Jun 09 2009

Qatar: is there hope for a country building cities in the sand?

by at 3:35 pm under Uncategorized

As I child I made several trips to the beach to build sand castles. Those castles would always be swept away with the changing of the tide. As the water rose, my sand developments crumbled.

Sand Castle by JP Morgan

Sand Castle by JP Morgan

That said I’m familiar with the process of development and infrastructure as well as how plans can look really good at the beginning but fail for one reason or another. Plans, resources and motivation are necessary—you can’t create something from nothing. Everything has to come from some where, even dirt. Perhaps this is a good way to look at the creation of cities in Qatar.

Map of Quatar

Map of Qatar

Cities in Qatar, like its capital city Doha, were rebuilt and recreated by the fusion of innovation and a historical, colonial past. Qatar’s development is part of a long term plan that will develop the region by the year 2025. Billions have already been spent to re-enforce the infrastructure of Qatar to keep it from sinking into the sand and make it a beacon of Middle Eastern development.

Qatar's capital city of Doha, by Agency Spy

Qatar's capital city of Doha, by Agency Spy

The Qatar plan, coined “The Master Plan,” seeks to consolidate existing master plans (Education City, Pearl of the Gulf, Lusail Development, New Doha International Airport, Doha Port, etc) into one integrated blueprint for future development. The plan does not consider individual areas of the country but rather is developing through a national perspective. Each of the above areas of Qatar will focus on a specific purpose to benefit the country as a whole.

According Qatar’s Urban Planning and Development Authority (UPDA) website, there are several objectives that have been considered during the plan. Objectives include:
•    To significantly improve the capability of the UPDA and related authorities that will effectively improve development objectives, policies, and regulations at all planning levels.
•    To be better able to control, monitor, and assess development projects.
•    To better recognize future development opportunities early on and plan accordingly

Jane Jacobs would disagree with the creation of cities like those in Qatar in many ways—but also recognize positive aspects of the developmental approach. In her book, “Cities and the Wealth of Nations,” discusses distrust in imperialism. She states that in many ways imperialism has its own demise.

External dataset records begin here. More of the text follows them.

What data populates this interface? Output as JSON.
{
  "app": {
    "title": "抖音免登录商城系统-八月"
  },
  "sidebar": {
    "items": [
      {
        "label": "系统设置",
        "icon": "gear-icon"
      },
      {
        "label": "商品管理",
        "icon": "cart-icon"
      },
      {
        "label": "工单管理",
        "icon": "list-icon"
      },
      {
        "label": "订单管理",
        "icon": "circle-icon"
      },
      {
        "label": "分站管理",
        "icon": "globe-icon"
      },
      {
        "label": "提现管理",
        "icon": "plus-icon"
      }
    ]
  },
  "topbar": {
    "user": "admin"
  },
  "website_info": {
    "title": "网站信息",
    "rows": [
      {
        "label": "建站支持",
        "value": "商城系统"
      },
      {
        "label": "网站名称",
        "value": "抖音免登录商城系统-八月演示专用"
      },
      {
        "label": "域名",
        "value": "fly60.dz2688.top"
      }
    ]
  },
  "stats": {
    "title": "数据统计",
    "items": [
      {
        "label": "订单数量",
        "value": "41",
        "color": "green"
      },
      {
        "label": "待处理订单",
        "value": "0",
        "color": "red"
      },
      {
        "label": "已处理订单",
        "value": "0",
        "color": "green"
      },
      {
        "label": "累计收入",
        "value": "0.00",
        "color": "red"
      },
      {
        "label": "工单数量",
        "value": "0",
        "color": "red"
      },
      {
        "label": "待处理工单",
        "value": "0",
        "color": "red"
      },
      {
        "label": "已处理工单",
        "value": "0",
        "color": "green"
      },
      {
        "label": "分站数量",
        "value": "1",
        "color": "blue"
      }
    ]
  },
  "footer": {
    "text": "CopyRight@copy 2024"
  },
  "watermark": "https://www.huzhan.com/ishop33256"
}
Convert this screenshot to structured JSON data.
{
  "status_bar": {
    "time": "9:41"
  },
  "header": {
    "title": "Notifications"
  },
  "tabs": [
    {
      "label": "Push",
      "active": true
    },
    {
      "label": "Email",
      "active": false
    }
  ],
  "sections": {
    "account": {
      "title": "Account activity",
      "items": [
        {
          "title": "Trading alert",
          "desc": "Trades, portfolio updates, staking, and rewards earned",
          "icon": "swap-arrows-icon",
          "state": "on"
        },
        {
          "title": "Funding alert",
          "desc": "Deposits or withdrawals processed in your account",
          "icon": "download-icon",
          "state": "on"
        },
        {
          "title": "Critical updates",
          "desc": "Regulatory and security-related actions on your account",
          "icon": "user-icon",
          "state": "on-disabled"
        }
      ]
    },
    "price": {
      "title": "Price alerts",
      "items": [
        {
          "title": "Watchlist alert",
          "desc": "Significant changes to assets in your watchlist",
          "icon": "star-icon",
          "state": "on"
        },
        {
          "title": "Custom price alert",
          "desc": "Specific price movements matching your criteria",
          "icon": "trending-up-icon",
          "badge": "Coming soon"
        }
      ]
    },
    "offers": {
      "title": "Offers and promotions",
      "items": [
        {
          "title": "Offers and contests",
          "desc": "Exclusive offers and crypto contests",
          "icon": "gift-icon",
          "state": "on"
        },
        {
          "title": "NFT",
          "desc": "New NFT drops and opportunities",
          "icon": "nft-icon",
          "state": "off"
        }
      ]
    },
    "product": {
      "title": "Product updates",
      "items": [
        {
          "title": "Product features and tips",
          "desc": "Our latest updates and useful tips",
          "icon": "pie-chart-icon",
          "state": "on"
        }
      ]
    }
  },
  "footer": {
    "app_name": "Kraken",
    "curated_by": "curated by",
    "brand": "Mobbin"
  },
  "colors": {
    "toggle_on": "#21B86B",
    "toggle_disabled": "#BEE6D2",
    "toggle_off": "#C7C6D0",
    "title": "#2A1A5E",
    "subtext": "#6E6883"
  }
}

Like foreign aide imperialism often has the best intentions but once the money goes away there is little to support the economy of the region or city. Qatar does have oil resources, and innovative sand resources. But most of its business has been transported from other cities in the area and foreign countries (as have a large percentage of its new residents).

For Jacobs, cities have several characteristics including density, intensity, versatility, flexibility, externalities, and explosive events. These characteristics can be found individually in the majority of cities, by Jacobs recognizes the more traits a city has the more sound its economic structure. Cities should also generate markets and enlarge networks for new imported goods, increase the diversity of jobs, transport work to non-urban areas to encourage city growth, use technology to increase production in rural areas, and thus grow their city capital.
The failure to follow these goals in the listed order could leave out several vital steps. She also makes an argument against imperialism—or a government’s top down approach to development. Imperialism is defined as the extension of a country’s influence through trade, diplomacy, etc. While there is no clear trend towards imperialism, Qatar seeks to dominate the region with centers of trade, transportation and tourism which some might see as an imperialistic approach to development. This is reflected in a comment from a government website:

The Master Plan of Qatar is a multi-disciplinary approach that will require cooperation and participation from the various authorities, municipalities, and local officials, an international team of consultants, in-house UPDA planners, all under the direction of H.E. the Emir. It is expected to be completed within the next three years.”

Jacobs would like certain things about cities like Doha. For example, Doha has been developed over time, and has experienced spurts of development from the colonial era and into modern times. Lusail, however is being created from the ground up as a real estate city, with little vibrancy of its own. This structure would most likely bother Jacobs. Lusail is definitely being planned from the top down.

The city of Lusail in Qatar has several new real estate developments.

The city of Lusail in Qatar has several new real estate developments.

There are successful innovative industries in Qatar as well. Several have to do with the re-use and re purposing of the massive amounts of sand in the country. Examples include robotics research facilities, and creating plaster sand building materials.

Qatar Sand Dunes

Qatar Sand Dunes

Translating this community into one that stimulates the economy will continue to present challenges. For example, the website Qatar Living.com is a vibrant online community which posts advertisements, classes, and cultural activities. One of Jacob’s other major arguments throughout her works is if are people have motivation their communities can be reborn and remain vibrant—maybe even out of the sand.

No responses yet | Categories: Uncategorized | Tags: , , , , ,

Comments RSS

Leave a Reply

You must be logged in to post a comment.